Perhaps after 10 years of litigation, periods of controversy and misunderstanding, a bevy of legal briefs, news articles, charts, timelines, and speculation, you have grown tired of Authors Guild v. Google, the US appeals court case pitting Google’s largescale efforts to scan millions of books held by research libraries against the Authors Guild alleging that the project violated copyright law.
Well, it’s over. On October 16, the court ruled in favor of Google, affirming a district court decision that upheld that creating a keyword search index for the massive undertaking was a fair use. However, the Authors Guild promises to appeal to the Supreme Court.
One thing you might not know is that you—librarians and educators—played a significant role in framing the discussion by providing examples of how valuable Google Books’ search function was to the public. These examples strengthened the argument made in an amicus brief filed by the Library Copyright Alliance and were then cited in Authors Guild v. HathiTrust, 902 F. Supp. 2d 445 (S.D.N.Y. 2012).
Here are five of the best examples:
1. From a school librarian:
“Over the years we’ve used [Google Books’ search function] with many classes doing research, especially on social studies and language arts topics. I point out to students that even though many of the books do not allow access to the full text, they can still use it successfully to find information for their arguments even if they can’t read the entire book. They have also successfully used it as a tool for finding books in a local library. The really neat thing about it is the ability to find obscure information since the entire text can be searched even if the page is not available for perusal. It’s much more useful than Google Scholar because so much of what Google Scholar indexes is not available through typical high school databases.”
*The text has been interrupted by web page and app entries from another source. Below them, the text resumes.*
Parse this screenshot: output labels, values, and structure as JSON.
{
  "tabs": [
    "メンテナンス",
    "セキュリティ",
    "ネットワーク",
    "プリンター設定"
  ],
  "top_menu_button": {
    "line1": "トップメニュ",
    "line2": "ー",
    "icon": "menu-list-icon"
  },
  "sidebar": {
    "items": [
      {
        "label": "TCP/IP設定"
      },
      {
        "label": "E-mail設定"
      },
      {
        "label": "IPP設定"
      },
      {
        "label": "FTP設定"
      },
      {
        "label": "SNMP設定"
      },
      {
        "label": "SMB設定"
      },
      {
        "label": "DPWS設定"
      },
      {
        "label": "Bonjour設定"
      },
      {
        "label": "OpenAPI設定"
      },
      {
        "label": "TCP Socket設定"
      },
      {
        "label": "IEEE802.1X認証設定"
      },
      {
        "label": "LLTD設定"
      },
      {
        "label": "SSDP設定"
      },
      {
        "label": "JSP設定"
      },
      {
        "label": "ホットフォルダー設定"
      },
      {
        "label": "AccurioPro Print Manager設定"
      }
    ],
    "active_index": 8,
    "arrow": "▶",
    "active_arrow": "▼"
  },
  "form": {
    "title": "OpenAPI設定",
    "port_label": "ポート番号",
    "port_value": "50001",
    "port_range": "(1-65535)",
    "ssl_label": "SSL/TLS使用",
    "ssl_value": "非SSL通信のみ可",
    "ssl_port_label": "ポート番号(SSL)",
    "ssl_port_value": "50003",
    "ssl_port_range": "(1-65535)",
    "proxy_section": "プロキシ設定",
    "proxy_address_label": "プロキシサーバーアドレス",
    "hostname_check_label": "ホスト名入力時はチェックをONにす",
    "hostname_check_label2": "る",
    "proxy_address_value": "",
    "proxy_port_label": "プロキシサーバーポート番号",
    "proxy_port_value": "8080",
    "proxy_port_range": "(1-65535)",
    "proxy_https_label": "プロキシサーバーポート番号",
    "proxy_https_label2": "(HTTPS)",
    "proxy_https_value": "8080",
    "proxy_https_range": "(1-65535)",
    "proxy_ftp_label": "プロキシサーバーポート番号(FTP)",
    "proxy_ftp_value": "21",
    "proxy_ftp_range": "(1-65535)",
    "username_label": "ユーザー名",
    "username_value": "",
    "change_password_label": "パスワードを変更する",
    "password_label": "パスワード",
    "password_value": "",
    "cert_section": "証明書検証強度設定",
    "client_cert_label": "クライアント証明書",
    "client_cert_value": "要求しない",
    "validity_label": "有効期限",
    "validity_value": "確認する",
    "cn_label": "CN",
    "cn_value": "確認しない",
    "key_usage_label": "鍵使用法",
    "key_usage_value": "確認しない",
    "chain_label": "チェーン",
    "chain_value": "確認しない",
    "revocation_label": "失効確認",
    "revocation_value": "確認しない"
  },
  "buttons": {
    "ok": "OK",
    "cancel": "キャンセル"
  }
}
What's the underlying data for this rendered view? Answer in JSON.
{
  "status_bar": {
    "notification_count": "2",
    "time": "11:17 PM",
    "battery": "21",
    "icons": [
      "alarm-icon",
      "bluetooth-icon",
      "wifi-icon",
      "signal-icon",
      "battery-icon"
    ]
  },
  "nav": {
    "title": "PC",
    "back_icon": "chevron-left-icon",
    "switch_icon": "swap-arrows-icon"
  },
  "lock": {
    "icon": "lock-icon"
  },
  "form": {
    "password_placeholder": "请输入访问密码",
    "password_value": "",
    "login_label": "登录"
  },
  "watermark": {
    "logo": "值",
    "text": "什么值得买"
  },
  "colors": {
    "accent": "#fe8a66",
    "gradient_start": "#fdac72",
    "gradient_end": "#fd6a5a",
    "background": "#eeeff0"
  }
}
2. From a librarian at a tribal college library:
“Because my students, and even some of my faculty members, face significant challenges and barriers to accessing resources (including transportation challenges, limited or no internet access, etc.), Google Books’ search helps us find if resources exist, to identify if those resources may be helpful to their academic purposes, and get started on the path to access through other means, if not our own library. I cannot overemphasize how much more difficult my job would be and how lacking my faculty’s and students’ experiences would be without access to a free tool like Google Books’ search.”
3. From a library director:
“A couple of years ago I was helping a student look for information on a speech that [Nikita] Khrushchev made to the National Press Club. It wasn’t one of his famous, shoe-pounding speeches. We struggled mightily for a long time, until we looked at Google Books. There we found a reference to the speech in a book that seems to be one of the important biographies of Khrushchev, and we had the book. So the student went to the shelf, picked up the book, and got the info he needed.”
4. From an author:
“I’m writing a biography, so I typed in my subject’s name [into Google Books’ search]. Instantly, I got all these references to books where he appeared. Each reference would give me the two to three pages where he was the subject, and I could tell from reading that short synopsis whether the book was something I could use. I went out and bought books, borrowed books from libraries, and even tracked down some that were in my own collection that I hadn’t realized before were relevant.”
5. From a science journalist:
“I started using Google Books as soon as it was available. As a science journalist, I need to do a lot of digging to make sure what I am saying is accurate, understand the research I am reporting on, and discover contradictory points of view. Google Books helps me identify sources, check for accuracy, and decide if it is worthwhile to travel to the nearest academic library to obtain the book or even buy it. Over the years, I have purchased dozens as a result of using Google Books.”